What is being asked:
Below are records; work out how many of their lines contain the word "条件泛型" and reply with the number only.
*** Provided data ***
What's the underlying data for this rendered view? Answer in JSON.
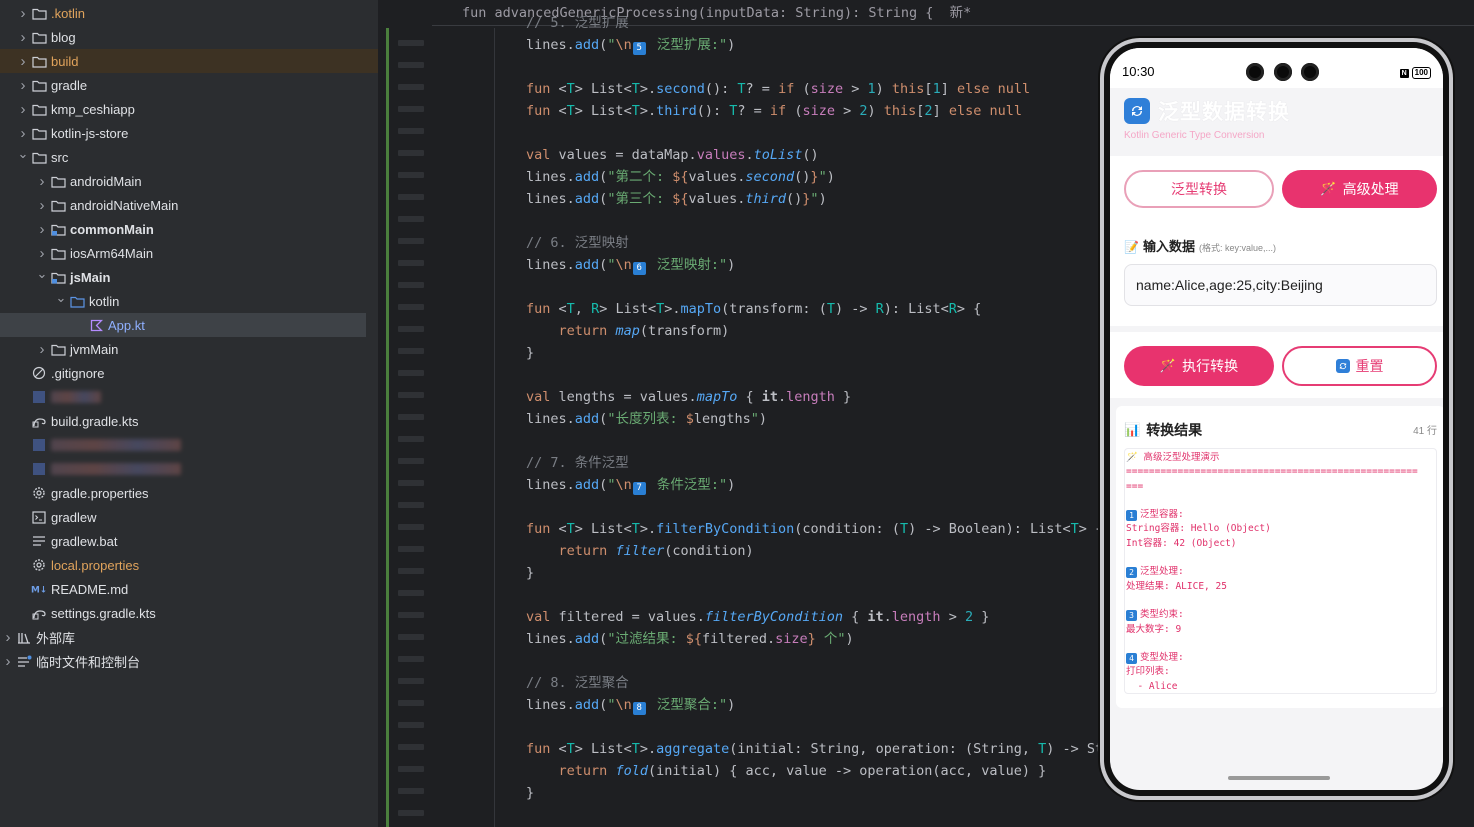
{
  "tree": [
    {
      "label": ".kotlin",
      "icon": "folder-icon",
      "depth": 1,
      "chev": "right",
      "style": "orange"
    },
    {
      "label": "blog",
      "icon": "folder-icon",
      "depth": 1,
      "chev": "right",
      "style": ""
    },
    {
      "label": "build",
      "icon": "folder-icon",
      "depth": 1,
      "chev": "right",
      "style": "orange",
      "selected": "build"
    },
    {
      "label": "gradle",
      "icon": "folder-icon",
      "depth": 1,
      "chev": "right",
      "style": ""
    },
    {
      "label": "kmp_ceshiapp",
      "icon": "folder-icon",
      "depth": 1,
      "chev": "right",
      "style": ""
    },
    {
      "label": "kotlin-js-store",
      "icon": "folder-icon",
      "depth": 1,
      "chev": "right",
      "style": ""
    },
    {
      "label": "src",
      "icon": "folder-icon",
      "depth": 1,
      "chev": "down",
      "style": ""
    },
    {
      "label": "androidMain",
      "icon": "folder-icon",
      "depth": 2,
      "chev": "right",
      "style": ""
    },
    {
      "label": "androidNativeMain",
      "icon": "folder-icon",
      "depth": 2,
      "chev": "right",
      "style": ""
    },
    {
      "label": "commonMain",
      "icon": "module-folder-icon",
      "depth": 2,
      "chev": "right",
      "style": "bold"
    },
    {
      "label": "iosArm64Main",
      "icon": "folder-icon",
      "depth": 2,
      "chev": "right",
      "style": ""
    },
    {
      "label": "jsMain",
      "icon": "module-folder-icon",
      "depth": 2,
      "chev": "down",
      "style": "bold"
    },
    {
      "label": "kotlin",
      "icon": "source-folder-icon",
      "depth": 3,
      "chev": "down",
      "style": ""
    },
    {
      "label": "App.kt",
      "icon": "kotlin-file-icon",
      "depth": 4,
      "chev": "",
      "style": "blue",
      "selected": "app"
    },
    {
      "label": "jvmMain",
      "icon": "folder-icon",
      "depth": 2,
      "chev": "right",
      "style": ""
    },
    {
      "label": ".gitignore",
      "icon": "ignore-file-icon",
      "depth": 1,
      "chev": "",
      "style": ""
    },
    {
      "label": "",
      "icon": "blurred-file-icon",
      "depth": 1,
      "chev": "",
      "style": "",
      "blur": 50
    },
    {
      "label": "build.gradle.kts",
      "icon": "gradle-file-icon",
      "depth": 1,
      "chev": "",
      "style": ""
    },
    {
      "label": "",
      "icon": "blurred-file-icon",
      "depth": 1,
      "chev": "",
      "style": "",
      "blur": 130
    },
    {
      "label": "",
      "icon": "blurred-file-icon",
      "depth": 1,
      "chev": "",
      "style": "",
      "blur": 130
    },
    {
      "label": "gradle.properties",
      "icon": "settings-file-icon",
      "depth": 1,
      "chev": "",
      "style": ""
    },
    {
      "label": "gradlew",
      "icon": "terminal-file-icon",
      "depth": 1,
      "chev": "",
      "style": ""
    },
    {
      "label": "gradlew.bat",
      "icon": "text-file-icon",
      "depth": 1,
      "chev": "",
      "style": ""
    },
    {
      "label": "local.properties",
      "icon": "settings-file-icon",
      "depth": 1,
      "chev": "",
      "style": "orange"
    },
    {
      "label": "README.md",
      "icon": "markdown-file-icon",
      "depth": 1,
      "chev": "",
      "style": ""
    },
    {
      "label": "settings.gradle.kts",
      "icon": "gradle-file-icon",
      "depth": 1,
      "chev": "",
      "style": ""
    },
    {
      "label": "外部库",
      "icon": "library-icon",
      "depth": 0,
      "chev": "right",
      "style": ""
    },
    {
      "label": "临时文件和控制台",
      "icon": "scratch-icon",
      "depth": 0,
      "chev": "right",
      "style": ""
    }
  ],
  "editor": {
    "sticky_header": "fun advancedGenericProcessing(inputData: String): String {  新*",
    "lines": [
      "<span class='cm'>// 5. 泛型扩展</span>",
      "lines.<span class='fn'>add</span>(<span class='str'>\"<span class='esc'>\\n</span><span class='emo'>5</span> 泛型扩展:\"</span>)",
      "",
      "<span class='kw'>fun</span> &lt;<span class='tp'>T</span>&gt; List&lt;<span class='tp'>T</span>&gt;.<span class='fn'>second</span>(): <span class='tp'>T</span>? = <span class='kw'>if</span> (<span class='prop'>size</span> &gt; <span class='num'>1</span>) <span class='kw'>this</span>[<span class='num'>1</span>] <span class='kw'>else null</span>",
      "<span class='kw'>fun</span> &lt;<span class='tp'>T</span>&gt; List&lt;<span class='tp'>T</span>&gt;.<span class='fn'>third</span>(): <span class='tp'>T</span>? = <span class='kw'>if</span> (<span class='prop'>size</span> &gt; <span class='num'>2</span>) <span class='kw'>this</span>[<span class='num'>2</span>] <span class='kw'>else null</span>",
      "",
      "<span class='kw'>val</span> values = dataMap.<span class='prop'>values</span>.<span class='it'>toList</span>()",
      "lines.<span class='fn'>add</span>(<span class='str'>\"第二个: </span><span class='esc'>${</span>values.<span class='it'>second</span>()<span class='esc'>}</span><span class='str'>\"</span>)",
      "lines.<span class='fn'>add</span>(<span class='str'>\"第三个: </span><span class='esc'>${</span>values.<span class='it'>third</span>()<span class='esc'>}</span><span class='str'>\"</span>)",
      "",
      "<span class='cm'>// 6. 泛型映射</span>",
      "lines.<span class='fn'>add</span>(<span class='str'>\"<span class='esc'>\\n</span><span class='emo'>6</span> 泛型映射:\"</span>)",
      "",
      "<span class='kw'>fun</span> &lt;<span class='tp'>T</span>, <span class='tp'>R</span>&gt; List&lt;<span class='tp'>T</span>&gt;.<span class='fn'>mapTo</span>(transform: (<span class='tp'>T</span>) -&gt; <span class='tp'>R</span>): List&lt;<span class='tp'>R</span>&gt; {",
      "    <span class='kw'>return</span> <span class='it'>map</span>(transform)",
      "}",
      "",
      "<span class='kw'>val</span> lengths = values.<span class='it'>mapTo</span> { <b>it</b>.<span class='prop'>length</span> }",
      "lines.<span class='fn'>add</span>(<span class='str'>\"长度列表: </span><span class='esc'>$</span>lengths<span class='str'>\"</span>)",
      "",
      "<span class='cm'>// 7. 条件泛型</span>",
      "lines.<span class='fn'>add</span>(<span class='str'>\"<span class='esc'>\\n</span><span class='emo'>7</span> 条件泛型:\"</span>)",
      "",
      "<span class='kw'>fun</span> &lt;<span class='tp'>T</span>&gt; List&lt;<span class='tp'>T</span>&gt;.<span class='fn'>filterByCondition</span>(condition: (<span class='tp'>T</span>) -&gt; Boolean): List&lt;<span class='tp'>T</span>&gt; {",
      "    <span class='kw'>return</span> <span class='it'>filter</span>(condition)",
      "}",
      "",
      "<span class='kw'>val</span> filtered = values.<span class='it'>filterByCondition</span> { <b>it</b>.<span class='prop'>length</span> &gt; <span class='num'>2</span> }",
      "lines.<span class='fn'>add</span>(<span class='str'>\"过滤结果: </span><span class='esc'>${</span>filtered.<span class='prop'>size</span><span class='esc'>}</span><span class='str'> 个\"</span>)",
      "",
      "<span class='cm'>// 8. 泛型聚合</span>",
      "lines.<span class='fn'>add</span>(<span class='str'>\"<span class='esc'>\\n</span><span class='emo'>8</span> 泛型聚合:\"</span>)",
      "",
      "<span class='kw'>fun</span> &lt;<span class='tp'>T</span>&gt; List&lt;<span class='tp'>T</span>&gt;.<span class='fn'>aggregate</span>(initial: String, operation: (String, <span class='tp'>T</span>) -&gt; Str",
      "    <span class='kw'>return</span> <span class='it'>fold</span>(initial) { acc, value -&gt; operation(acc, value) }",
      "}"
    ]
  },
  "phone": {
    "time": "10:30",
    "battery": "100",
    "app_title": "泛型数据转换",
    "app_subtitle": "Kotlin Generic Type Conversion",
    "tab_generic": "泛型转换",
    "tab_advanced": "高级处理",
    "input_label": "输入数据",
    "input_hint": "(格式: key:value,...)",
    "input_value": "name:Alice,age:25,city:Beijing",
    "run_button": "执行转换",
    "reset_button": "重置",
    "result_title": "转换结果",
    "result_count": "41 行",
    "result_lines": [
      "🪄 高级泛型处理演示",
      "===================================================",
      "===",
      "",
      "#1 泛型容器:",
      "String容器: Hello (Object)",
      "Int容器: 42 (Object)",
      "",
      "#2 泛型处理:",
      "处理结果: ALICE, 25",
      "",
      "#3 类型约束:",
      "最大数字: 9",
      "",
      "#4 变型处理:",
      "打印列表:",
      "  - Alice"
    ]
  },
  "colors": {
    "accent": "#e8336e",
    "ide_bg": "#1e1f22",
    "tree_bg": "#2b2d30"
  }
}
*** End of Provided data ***
Answer to the problem:
2